As early as Wednesday night, I pedaled home down the Fairmount Avenue bike lane fully conscious of the lack of parked cars on my right hand side. Unfortunately, I'm usually constantly watching out so I don't get "doored" on this and other similar streets. To be able to ride without that anxiety was glorious.
The much-talked-about Pope Ride tomorrow morning is probably the best example of this #popenstreets energy. But you don't have to be on a bicycle to find it magical. Just to be able to stand in the middle of the street and take a photograph of City Hall from a new angle is exciting. To be able to walk around, talking to my mom on the phone, without getting interrupted by a driver cutting me off in the crosswalk where I have the right of way. To be able to navigate streets without feeling like you're in a game of Frogger….what a concept
It's not a new concept, in Philly or elsewhere. We have a vibrant tradition of small-scale, and even some large-scale, street closures. We are a city of block parties upon block parties upon block parties, and we are proud of that. We shut down one of our biggest streets for the Broad Street Run, we shut down streets for Diner en Blanc, we shut down streets for the Food Trust's wildly popular Night Markets. All of these events, I would hazard to guess, entice people to come out partially for the running, the food, the white outfits - and partially because it's fun to be out in the street.

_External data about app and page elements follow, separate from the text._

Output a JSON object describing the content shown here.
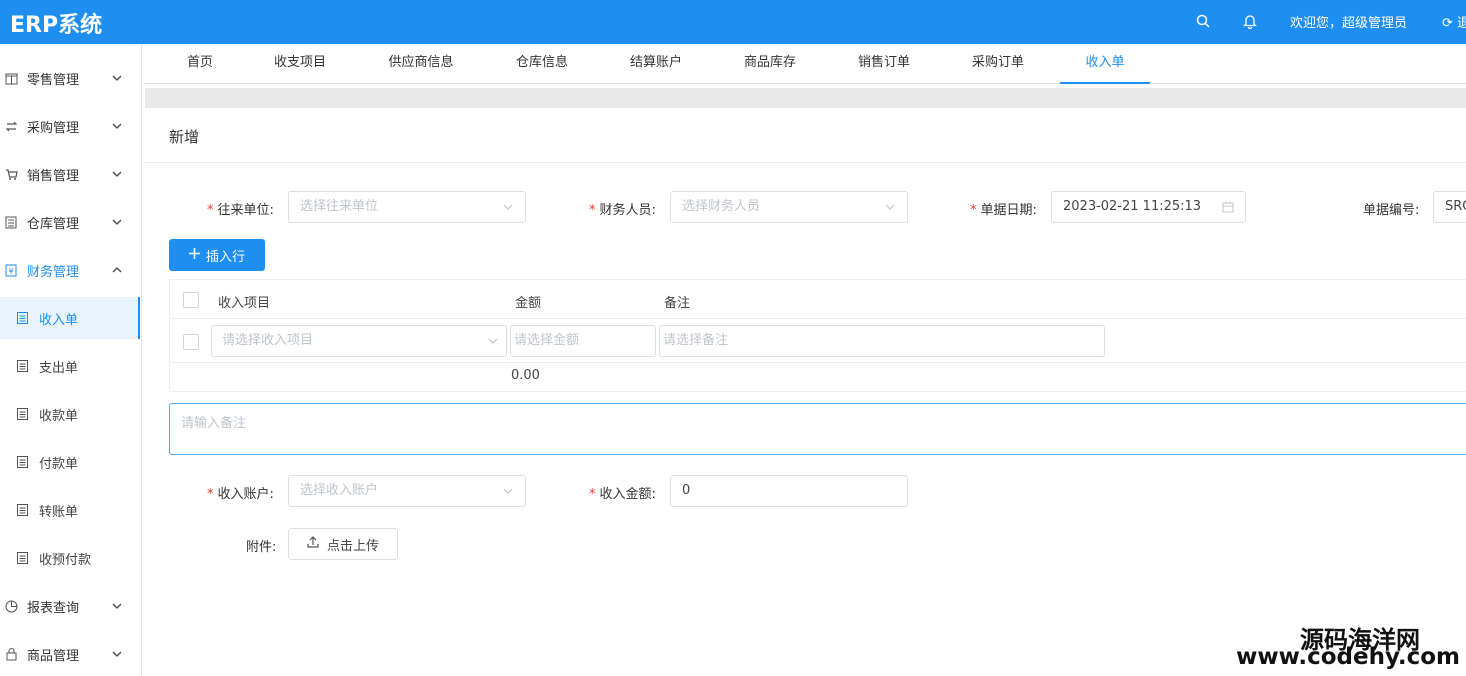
{
  "app": {
    "brand": "ERP系统",
    "welcome": "欢迎您，超级管理员",
    "logout": "退"
  },
  "icons": {
    "search": "search-icon",
    "bell": "bell-icon",
    "logout": "logout-icon"
  },
  "colors": {
    "primary": "#1e8ff0",
    "required": "#e53935"
  },
  "sidebar": {
    "menus": [
      {
        "label": "零售管理",
        "icon": "retail-icon"
      },
      {
        "label": "采购管理",
        "icon": "purchase-icon"
      },
      {
        "label": "销售管理",
        "icon": "cart-icon"
      },
      {
        "label": "仓库管理",
        "icon": "warehouse-icon"
      },
      {
        "label": "财务管理",
        "icon": "finance-icon"
      }
    ],
    "finance_items": [
      {
        "label": "收入单",
        "active": true
      },
      {
        "label": "支出单"
      },
      {
        "label": "收款单"
      },
      {
        "label": "付款单"
      },
      {
        "label": "转账单"
      },
      {
        "label": "收预付款"
      }
    ],
    "menus_after": [
      {
        "label": "报表查询",
        "icon": "chart-icon"
      },
      {
        "label": "商品管理",
        "icon": "goods-icon"
      }
    ]
  },
  "tabs": [
    "首页",
    "收支项目",
    "供应商信息",
    "仓库信息",
    "结算账户",
    "商品库存",
    "销售订单",
    "采购订单",
    "收入单"
  ],
  "form": {
    "title": "新增",
    "partner_label": "往来单位:",
    "partner_placeholder": "选择往来单位",
    "staff_label": "财务人员:",
    "staff_placeholder": "选择财务人员",
    "date_label": "单据日期:",
    "date_value": "2023-02-21 11:25:13",
    "number_label": "单据编号:",
    "number_value": "SRO",
    "insert_row": "插入行",
    "remark_placeholder": "请输入备注",
    "account_label": "收入账户:",
    "account_placeholder": "选择收入账户",
    "amount_label": "收入金额:",
    "amount_value": "0",
    "attach_label": "附件:",
    "upload_label": "点击上传"
  },
  "table": {
    "headers": [
      "收入项目",
      "金额",
      "备注"
    ],
    "row": {
      "item_placeholder": "请选择收入项目",
      "amount_placeholder": "请选择金额",
      "remark_placeholder": "请选择备注"
    },
    "total": "0.00"
  },
  "watermark": {
    "title": "源码海洋网",
    "url": "www.codehy.com"
  }
}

Why shouldn't we combine this large-scale #popenstreets enthusiasm with our city's rich history of blocking off our individual blocks for cookouts, and take it to the next level? Let's have regularly-scheduled Open Streets events in Philadelphia - not just for Broad Street Runners, or Diner-En-Blanc lottery winners, or the residents of a few blocks, or Catholic pilgrims, but for all of us.
If you haven't heard of Open Streets before, it's a pretty simple concept: Temporarily close a street to motor vehicle traffic and open it to everything else. Provide some programming - maybe Zumba, yoga or vendors. Then watch how it can strengthen community ties, connect us in new ways, and just provide some much-needed breathing room to a big city's inhabitants.
As the Open Streets Initiative's mission statement notes: "With more than 100 documented initiatives in North America, open streets are increasingly common in cities seeking innovative ways to achieve environmental, social, economic, and public health goals."
New York does it. Los Angeles does it. Philly can do it too. Maybe #popenstreets can point us in the right direction? Let's not let the party stop when the Pope leaves town.